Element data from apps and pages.

++++++++++

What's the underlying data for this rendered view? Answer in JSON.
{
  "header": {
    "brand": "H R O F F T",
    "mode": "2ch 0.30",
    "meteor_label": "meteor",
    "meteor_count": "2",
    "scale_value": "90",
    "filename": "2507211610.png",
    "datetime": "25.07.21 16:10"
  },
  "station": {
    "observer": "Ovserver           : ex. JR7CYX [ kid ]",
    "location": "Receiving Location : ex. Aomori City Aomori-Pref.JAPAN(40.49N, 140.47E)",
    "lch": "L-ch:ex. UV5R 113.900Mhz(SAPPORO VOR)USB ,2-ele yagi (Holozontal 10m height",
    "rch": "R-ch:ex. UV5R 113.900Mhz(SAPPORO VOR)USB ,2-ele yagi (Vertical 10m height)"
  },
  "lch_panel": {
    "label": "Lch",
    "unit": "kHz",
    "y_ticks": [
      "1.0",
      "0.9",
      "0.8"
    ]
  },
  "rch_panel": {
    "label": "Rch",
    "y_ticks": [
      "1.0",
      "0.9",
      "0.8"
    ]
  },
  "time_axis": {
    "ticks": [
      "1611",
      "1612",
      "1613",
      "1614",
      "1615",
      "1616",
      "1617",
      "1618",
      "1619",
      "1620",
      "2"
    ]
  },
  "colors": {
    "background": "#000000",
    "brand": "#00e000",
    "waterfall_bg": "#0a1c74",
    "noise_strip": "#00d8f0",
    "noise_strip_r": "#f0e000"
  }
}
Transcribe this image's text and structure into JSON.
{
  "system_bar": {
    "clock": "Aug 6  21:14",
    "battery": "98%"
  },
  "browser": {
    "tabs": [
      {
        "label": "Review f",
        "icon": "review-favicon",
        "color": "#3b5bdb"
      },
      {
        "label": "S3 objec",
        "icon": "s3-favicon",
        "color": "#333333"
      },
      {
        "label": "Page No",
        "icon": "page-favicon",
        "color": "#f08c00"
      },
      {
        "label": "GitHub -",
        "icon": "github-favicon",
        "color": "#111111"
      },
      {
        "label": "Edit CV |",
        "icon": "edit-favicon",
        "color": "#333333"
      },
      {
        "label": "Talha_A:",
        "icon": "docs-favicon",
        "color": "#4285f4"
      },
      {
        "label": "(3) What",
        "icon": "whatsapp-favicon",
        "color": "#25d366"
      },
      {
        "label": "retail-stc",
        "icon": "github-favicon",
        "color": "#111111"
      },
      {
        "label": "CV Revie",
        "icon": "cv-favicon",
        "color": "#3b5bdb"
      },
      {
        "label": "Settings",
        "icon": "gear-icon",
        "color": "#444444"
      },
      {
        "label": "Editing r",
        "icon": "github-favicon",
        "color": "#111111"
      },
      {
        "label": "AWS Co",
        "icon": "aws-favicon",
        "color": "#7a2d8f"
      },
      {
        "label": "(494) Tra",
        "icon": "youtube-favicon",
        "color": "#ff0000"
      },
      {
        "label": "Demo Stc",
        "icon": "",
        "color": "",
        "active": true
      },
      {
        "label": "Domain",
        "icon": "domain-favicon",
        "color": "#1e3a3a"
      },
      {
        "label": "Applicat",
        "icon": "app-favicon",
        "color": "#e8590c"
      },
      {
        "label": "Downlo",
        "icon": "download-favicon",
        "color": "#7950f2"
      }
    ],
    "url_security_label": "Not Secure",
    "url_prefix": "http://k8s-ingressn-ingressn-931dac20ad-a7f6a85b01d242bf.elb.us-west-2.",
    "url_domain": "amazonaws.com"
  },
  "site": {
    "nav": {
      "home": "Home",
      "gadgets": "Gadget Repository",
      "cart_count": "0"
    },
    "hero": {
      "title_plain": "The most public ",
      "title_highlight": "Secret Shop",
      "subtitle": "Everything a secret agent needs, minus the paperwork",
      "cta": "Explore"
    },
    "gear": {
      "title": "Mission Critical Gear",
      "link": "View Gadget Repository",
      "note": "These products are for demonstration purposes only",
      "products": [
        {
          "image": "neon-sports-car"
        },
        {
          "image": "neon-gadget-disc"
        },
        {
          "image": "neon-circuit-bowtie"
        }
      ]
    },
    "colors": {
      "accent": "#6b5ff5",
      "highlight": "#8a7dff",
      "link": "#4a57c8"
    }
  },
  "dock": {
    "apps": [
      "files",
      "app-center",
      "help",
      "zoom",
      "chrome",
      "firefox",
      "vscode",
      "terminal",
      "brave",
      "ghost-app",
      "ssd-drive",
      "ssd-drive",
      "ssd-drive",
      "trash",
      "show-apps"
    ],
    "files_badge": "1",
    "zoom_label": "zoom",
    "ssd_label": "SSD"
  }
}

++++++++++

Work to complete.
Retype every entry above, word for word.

Answer for the task.
What's the underlying data for this rendered view? Answer in JSON.
{
  "header": {
    "brand": "H R O F F T",
    "mode": "2ch 0.30",
    "meteor_label": "meteor",
    "meteor_count": "2",
    "scale_value": "90",
    "filename": "2507211610.png",
    "datetime": "25.07.21 16:10"
  },
  "station": {
    "observer": "Ovserver           : ex. JR7CYX [ kid ]",
    "location": "Receiving Location : ex. Aomori City Aomori-Pref.JAPAN(40.49N, 140.47E)",
    "lch": "L-ch:ex. UV5R 113.900Mhz(SAPPORO VOR)USB ,2-ele yagi (Holozontal 10m height",
    "rch": "R-ch:ex. UV5R 113.900Mhz(SAPPORO VOR)USB ,2-ele yagi (Vertical 10m height)"
  },
  "lch_panel": {
    "label": "Lch",
    "unit": "kHz",
    "y_ticks": [
      "1.0",
      "0.9",
      "0.8"
    ]
  },
  "rch_panel": {
    "label": "Rch",
    "y_ticks": [
      "1.0",
      "0.9",
      "0.8"
    ]
  },
  "time_axis": {
    "ticks": [
      "1611",
      "1612",
      "1613",
      "1614",
      "1615",
      "1616",
      "1617",
      "1618",
      "1619",
      "1620",
      "2"
    ]
  },
  "colors": {
    "background": "#000000",
    "brand": "#00e000",
    "waterfall_bg": "#0a1c74",
    "noise_strip": "#00d8f0",
    "noise_strip_r": "#f0e000"
  }
}
Transcribe this image's text and structure into JSON.
{
  "system_bar": {
    "clock": "Aug 6  21:14",
    "battery": "98%"
  },
  "browser": {
    "tabs": [
      {
        "label": "Review f",
        "icon": "review-favicon",
        "color": "#3b5bdb"
      },
      {
        "label": "S3 objec",
        "icon": "s3-favicon",
        "color": "#333333"
      },
      {
        "label": "Page No",
        "icon": "page-favicon",
        "color": "#f08c00"
      },
      {
        "label": "GitHub -",
        "icon": "github-favicon",
        "color": "#111111"
      },
      {
        "label": "Edit CV |",
        "icon": "edit-favicon",
        "color": "#333333"
      },
      {
        "label": "Talha_A:",
        "icon": "docs-favicon",
        "color": "#4285f4"
      },
      {
        "label": "(3) What",
        "icon": "whatsapp-favicon",
        "color": "#25d366"
      },
      {
        "label": "retail-stc",
        "icon": "github-favicon",
        "color": "#111111"
      },
      {
        "label": "CV Revie",
        "icon": "cv-favicon",
        "color": "#3b5bdb"
      },
      {
        "label": "Settings",
        "icon": "gear-icon",
        "color": "#444444"
      },
      {
        "label": "Editing r",
        "icon": "github-favicon",
        "color": "#111111"
      },
      {
        "label": "AWS Co",
        "icon": "aws-favicon",
        "color": "#7a2d8f"
      },
      {
        "label": "(494) Tra",
        "icon": "youtube-favicon",
        "color": "#ff0000"
      },
      {
        "label": "Demo Stc",
        "icon": "",
        "color": "",
        "active": true
      },
      {
        "label": "Domain",
        "icon": "domain-favicon",
        "color": "#1e3a3a"
      },
      {
        "label": "Applicat",
        "icon": "app-favicon",
        "color": "#e8590c"
      },
      {
        "label": "Downlo",
        "icon": "download-favicon",
        "color": "#7950f2"
      }
    ],
    "url_security_label": "Not Secure",
    "url_prefix": "http://k8s-ingressn-ingressn-931dac20ad-a7f6a85b01d242bf.elb.us-west-2.",
    "url_domain": "amazonaws.com"
  },
  "site": {
    "nav": {
      "home": "Home",
      "gadgets": "Gadget Repository",
      "cart_count": "0"
    },
    "hero": {
      "title_plain": "The most public ",
      "title_highlight": "Secret Shop",
      "subtitle": "Everything a secret agent needs, minus the paperwork",
      "cta": "Explore"
    },
    "gear": {
      "title": "Mission Critical Gear",
      "link": "View Gadget Repository",
      "note": "These products are for demonstration purposes only",
      "products": [
        {
          "image": "neon-sports-car"
        },
        {
          "image": "neon-gadget-disc"
        },
        {
          "image": "neon-circuit-bowtie"
        }
      ]
    },
    "colors": {
      "accent": "#6b5ff5",
      "highlight": "#8a7dff",
      "link": "#4a57c8"
    }
  },
  "dock": {
    "apps": [
      "files",
      "app-center",
      "help",
      "zoom",
      "chrome",
      "firefox",
      "vscode",
      "terminal",
      "brave",
      "ghost-app",
      "ssd-drive",
      "ssd-drive",
      "ssd-drive",
      "trash",
      "show-apps"
    ],
    "files_badge": "1",
    "zoom_label": "zoom",
    "ssd_label": "SSD"
  }
}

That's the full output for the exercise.